If the public is to understand the world of cancer research and treatment they need translators to turn scientific jargon into simple, clear and accurate information. And yes, they do exist. They are called journalists!
ESO supported 14 health journalists from TV, radio, newspapers, magazines, online publications and news agencies across Europe to attend the ESMO 2014 Congress in Madrid in September.
A top line of experts came and talked to this group on precision medicine, the role of diagnostics, immunotherapy, the changing face of clinical trials and the implications for patient care. The journalists, only some of whom have science degrees, asked sharp questions: How many drugs make a real difference? How can we tell when researchers are over-promoting results?
Reporting for a lay audience
Later they shared valuable insights into the challenges of reporting on cancer for a lay audience.
Rinke Van den Brink, a health editor for NOS News, the Netherlands national public broadcaster, has a mixed public of “University professors and people who have barely finished primary school.” He describes himself as “a simple journalist who learned to ask questions” and says that if he cannot explain the science in simple terms, it will probably not make it onto the news.
Maria Pineiro, health reporter on El Progreso the Spanish regional newspaper (with 150,000 readers a day) focuses on significant treatments, whether the health system will pay and the social consequences of having cancer, rather than about drugs the Spanish economy cannot afford. “I do not see the point of writing about something that my readers are not going to get.”
Anja Gorenc who reports on health for the Slovenia Press Agency (STA), says that most of the best stories do not come from press releases. “I communicate a lot with other people because I am a journalist.
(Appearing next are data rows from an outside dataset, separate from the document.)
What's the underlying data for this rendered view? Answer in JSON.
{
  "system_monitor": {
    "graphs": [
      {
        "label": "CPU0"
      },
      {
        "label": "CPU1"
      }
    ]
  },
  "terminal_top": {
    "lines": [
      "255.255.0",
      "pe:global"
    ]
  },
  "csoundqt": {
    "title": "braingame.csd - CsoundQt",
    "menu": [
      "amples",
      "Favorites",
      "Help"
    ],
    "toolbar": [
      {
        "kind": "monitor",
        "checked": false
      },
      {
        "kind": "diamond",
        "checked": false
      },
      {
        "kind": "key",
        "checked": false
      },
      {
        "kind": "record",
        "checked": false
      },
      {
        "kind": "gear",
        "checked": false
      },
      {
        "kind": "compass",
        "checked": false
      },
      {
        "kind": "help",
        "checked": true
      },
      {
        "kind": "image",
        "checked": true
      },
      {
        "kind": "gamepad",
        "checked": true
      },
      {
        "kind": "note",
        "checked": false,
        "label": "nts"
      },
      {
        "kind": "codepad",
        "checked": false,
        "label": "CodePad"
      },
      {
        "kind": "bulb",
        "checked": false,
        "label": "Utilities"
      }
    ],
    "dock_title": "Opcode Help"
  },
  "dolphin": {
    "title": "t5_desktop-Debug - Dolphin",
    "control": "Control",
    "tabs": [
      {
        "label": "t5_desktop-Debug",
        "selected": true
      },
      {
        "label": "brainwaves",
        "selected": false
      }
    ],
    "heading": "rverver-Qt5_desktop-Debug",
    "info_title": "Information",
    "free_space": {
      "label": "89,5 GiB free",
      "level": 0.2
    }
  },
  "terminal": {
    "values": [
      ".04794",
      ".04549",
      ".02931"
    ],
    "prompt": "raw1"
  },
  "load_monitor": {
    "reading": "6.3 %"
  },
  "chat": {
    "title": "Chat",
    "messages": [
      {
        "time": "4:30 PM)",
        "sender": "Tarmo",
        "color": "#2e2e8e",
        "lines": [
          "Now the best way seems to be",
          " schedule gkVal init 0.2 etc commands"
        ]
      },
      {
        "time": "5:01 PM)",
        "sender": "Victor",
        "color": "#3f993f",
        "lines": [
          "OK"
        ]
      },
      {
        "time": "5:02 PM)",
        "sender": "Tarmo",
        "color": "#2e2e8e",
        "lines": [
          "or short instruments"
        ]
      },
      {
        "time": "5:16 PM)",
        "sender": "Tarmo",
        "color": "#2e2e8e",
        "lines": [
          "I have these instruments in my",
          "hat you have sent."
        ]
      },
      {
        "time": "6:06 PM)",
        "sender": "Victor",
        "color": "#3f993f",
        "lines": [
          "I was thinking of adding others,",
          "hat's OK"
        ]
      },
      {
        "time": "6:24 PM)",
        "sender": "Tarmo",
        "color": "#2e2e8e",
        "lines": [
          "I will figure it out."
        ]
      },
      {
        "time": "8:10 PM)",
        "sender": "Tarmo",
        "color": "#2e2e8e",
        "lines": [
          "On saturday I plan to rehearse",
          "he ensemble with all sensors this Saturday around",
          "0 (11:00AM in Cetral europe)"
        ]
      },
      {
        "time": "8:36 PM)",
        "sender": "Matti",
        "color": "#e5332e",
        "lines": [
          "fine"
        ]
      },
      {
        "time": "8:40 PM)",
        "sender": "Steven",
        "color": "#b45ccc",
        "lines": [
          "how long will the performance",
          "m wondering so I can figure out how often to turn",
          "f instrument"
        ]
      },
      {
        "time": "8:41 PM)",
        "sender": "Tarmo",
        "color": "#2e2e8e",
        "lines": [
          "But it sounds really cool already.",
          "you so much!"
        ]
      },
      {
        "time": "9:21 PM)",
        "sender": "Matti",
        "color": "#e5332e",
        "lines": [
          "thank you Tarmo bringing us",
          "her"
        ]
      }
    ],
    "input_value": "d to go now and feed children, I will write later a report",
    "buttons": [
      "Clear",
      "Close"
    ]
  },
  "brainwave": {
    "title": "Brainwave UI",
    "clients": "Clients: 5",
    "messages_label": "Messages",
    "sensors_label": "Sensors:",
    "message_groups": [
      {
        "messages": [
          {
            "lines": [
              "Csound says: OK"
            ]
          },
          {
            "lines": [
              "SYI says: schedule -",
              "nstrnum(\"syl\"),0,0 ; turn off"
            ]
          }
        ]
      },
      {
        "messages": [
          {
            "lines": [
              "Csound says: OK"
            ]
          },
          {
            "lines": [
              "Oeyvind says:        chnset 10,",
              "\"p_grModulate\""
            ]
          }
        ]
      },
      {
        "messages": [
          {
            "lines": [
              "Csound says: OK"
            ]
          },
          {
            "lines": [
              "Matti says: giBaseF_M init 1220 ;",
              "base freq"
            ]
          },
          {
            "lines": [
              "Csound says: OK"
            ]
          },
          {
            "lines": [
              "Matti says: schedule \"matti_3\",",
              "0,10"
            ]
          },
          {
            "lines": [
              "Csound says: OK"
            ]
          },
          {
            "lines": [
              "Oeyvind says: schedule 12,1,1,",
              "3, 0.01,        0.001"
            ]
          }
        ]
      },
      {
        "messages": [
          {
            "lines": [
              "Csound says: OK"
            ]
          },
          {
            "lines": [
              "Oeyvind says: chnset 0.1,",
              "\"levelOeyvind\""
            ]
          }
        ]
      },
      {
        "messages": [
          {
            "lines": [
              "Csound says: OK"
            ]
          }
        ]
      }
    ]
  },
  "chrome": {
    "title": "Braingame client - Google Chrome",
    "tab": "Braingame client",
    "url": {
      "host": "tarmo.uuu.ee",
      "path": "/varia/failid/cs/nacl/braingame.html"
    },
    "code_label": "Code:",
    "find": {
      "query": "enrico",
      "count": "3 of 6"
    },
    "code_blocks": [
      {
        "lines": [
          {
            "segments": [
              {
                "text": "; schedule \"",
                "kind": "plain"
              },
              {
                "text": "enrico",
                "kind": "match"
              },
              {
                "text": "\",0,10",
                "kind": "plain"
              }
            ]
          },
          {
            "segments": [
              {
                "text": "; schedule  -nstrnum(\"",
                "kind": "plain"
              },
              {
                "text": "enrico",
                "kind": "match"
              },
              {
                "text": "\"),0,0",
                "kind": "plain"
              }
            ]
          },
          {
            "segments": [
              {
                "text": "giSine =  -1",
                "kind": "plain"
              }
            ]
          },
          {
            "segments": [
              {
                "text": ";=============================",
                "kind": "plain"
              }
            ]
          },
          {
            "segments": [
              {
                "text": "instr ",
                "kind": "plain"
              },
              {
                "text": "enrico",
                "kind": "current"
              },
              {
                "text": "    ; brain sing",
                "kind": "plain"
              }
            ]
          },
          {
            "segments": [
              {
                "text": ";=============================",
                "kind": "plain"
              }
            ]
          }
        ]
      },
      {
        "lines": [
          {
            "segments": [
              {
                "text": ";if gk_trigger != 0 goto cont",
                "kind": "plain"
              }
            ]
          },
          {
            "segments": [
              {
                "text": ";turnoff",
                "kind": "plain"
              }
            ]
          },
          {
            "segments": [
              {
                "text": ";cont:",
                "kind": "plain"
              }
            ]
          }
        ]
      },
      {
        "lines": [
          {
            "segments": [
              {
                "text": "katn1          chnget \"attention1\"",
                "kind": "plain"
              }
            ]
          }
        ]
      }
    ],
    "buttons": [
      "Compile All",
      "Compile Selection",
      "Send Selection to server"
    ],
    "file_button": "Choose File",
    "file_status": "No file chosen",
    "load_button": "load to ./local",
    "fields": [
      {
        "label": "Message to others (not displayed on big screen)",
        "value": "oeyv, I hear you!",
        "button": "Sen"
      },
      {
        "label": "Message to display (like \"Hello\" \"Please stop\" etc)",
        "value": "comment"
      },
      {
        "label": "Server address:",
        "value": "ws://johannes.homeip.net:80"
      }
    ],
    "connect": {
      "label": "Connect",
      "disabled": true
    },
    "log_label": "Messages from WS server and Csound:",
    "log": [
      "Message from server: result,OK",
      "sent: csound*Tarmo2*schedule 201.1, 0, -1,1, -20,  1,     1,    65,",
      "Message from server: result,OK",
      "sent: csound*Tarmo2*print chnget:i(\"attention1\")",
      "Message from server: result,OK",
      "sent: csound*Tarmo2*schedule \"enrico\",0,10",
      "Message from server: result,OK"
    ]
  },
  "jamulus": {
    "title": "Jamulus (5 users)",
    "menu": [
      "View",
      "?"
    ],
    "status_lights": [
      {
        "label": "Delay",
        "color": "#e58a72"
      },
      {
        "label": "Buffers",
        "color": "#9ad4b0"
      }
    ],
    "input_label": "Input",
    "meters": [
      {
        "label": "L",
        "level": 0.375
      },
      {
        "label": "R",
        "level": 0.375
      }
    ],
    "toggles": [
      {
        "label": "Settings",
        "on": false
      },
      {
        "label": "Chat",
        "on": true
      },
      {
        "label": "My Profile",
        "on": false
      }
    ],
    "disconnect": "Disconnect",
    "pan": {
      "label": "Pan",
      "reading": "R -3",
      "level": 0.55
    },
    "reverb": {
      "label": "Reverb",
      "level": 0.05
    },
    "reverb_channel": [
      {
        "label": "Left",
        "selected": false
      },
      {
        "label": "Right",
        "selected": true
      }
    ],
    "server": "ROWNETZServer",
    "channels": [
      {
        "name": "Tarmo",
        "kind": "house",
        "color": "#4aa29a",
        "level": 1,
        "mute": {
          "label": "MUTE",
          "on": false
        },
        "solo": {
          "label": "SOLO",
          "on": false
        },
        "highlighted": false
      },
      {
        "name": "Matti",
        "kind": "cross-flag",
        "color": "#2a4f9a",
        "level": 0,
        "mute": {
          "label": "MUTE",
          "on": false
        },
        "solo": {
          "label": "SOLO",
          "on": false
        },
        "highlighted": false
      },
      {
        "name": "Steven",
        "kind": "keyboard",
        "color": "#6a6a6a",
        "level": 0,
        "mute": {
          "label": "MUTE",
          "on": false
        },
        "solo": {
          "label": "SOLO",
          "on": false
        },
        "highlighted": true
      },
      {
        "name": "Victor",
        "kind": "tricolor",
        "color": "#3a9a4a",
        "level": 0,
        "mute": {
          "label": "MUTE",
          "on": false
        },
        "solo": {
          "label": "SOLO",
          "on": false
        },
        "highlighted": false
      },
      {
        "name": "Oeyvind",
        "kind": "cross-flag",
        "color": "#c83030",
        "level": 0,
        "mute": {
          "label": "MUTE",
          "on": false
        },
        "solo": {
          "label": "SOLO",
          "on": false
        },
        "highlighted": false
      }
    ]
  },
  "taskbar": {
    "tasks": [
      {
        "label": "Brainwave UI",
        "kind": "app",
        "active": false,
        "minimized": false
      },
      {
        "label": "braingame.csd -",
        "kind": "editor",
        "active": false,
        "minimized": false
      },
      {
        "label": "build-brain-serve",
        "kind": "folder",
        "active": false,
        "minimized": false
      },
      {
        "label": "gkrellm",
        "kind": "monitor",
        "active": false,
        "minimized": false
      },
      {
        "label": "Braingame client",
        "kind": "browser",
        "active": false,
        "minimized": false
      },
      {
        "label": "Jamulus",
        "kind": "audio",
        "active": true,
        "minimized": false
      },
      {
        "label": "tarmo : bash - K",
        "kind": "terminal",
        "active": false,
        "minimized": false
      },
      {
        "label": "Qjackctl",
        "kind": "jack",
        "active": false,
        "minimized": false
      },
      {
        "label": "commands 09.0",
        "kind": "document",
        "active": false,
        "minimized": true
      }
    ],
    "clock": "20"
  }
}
I talk about health problems with my friends, my relatives and that is how I get ideas.”
Emanuela Schweninger, health correspondent for Realitatea TV in Romania, points out that television demands emotional impact as well as expert information. “In Romania we have 50,000 patients who need radiotherapy and only 12 machines in all the country. So if I am a patient who needs radiotherapy now, I need to wait three or four months … and this is a tragedy.
“I love my job. For me to be health correspondent is part of my life….. My mum has cancer so I know exactly what it means and I try every day to help patients who need my help.”
All the journalists benefited from talking to experts at ESMO and many made new contacts with specialists from their own countries. KateTreshchikova, health correspondent for the Russian regional newspaper, Voronezh Messenger, said: “Together I think we can change the situation in our region with oncology.”
Keeping it real
However, they expressed caution about “breakthroughs”. Italian science writer, Marco Boscolo, said: “We have a social responsibility in that we don’t have to provide false hope for people.” And Maria Pineiro, delighted to have learned so much about emerging treatments, stressed the need for realism. “Everybody is trying so hard [but]…. I think we are quite far away from real new treatments that can make cancer a chronic disease which is the main goal I think of most oncologists and researchers.”
These journalists combine a drive to explain the science with a strong sense of humanity. Researchers, clinicians and other experts would do well to watch these short interviews to understand the challenges they face.Please click on the faces to view each video